Below are records to retype exactly, except for the pictures.

** Task data follows **

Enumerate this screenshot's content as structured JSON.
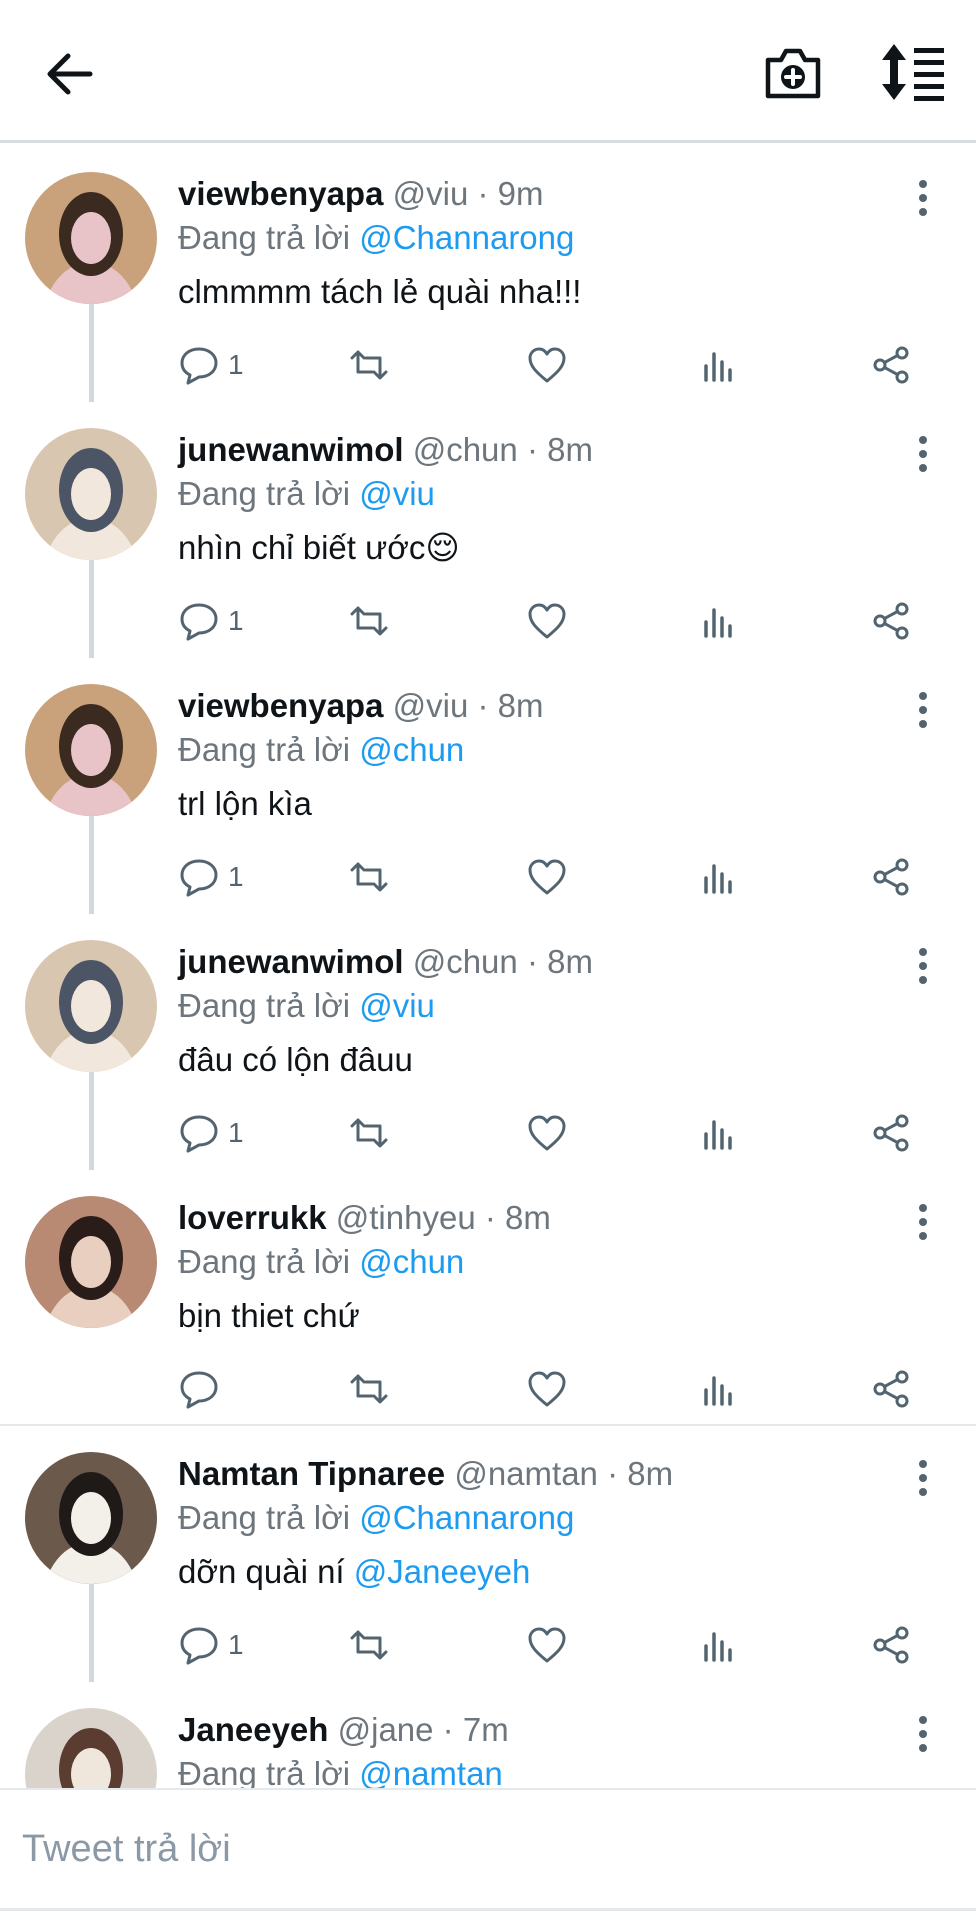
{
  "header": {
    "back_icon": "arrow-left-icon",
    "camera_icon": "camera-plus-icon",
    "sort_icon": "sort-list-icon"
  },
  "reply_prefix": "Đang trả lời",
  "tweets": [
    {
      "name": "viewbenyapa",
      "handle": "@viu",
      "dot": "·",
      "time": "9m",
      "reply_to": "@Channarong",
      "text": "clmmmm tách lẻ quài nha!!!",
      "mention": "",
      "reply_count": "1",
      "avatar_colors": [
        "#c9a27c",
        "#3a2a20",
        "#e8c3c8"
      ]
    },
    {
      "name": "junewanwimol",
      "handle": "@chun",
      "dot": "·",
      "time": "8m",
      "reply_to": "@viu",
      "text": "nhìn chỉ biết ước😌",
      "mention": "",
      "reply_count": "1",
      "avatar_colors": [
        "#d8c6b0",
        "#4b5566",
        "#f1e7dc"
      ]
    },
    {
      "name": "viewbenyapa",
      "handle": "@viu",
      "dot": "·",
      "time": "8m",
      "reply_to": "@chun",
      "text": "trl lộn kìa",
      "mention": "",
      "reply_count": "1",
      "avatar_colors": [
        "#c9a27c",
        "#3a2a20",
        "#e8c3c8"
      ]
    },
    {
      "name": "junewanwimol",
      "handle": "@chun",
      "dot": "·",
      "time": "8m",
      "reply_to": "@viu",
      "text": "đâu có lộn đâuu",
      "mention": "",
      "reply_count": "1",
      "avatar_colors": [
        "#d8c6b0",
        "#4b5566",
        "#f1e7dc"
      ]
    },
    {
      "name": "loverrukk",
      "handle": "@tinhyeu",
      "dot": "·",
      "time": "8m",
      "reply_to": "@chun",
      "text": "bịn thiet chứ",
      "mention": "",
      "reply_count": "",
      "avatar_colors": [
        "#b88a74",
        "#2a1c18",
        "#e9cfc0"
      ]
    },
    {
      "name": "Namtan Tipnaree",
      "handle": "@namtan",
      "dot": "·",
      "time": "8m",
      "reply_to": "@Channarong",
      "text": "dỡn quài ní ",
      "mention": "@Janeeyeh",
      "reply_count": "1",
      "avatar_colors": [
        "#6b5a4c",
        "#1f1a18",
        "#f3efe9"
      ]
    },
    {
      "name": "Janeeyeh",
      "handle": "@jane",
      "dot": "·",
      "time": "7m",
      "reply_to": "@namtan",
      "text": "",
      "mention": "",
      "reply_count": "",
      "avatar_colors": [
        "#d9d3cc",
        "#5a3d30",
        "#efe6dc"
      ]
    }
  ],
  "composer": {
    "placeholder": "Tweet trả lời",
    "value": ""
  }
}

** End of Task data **

## Output of the exercise:
Enumerate this screenshot's content as structured JSON.
{
  "header": {
    "back_icon": "arrow-left-icon",
    "camera_icon": "camera-plus-icon",
    "sort_icon": "sort-list-icon"
  },
  "reply_prefix": "Đang trả lời",
  "tweets": [
    {
      "name": "viewbenyapa",
      "handle": "@viu",
      "dot": "·",
      "time": "9m",
      "reply_to": "@Channarong",
      "text": "clmmmm tách lẻ quài nha!!!",
      "mention": "",
      "reply_count": "1",
      "avatar_colors": [
        "#c9a27c",
        "#3a2a20",
        "#e8c3c8"
      ]
    },
    {
      "name": "junewanwimol",
      "handle": "@chun",
      "dot": "·",
      "time": "8m",
      "reply_to": "@viu",
      "text": "nhìn chỉ biết ước😌",
      "mention": "",
      "reply_count": "1",
      "avatar_colors": [
        "#d8c6b0",
        "#4b5566",
        "#f1e7dc"
      ]
    },
    {
      "name": "viewbenyapa",
      "handle": "@viu",
      "dot": "·",
      "time": "8m",
      "reply_to": "@chun",
      "text": "trl lộn kìa",
      "mention": "",
      "reply_count": "1",
      "avatar_colors": [
        "#c9a27c",
        "#3a2a20",
        "#e8c3c8"
      ]
    },
    {
      "name": "junewanwimol",
      "handle": "@chun",
      "dot": "·",
      "time": "8m",
      "reply_to": "@viu",
      "text": "đâu có lộn đâuu",
      "mention": "",
      "reply_count": "1",
      "avatar_colors": [
        "#d8c6b0",
        "#4b5566",
        "#f1e7dc"
      ]
    },
    {
      "name": "loverrukk",
      "handle": "@tinhyeu",
      "dot": "·",
      "time": "8m",
      "reply_to": "@chun",
      "text": "bịn thiet chứ",
      "mention": "",
      "reply_count": "",
      "avatar_colors": [
        "#b88a74",
        "#2a1c18",
        "#e9cfc0"
      ]
    },
    {
      "name": "Namtan Tipnaree",
      "handle": "@namtan",
      "dot": "·",
      "time": "8m",
      "reply_to": "@Channarong",
      "text": "dỡn quài ní ",
      "mention": "@Janeeyeh",
      "reply_count": "1",
      "avatar_colors": [
        "#6b5a4c",
        "#1f1a18",
        "#f3efe9"
      ]
    },
    {
      "name": "Janeeyeh",
      "handle": "@jane",
      "dot": "·",
      "time": "7m",
      "reply_to": "@namtan",
      "text": "",
      "mention": "",
      "reply_count": "",
      "avatar_colors": [
        "#d9d3cc",
        "#5a3d30",
        "#efe6dc"
      ]
    }
  ],
  "composer": {
    "placeholder": "Tweet trả lời",
    "value": ""
  }
}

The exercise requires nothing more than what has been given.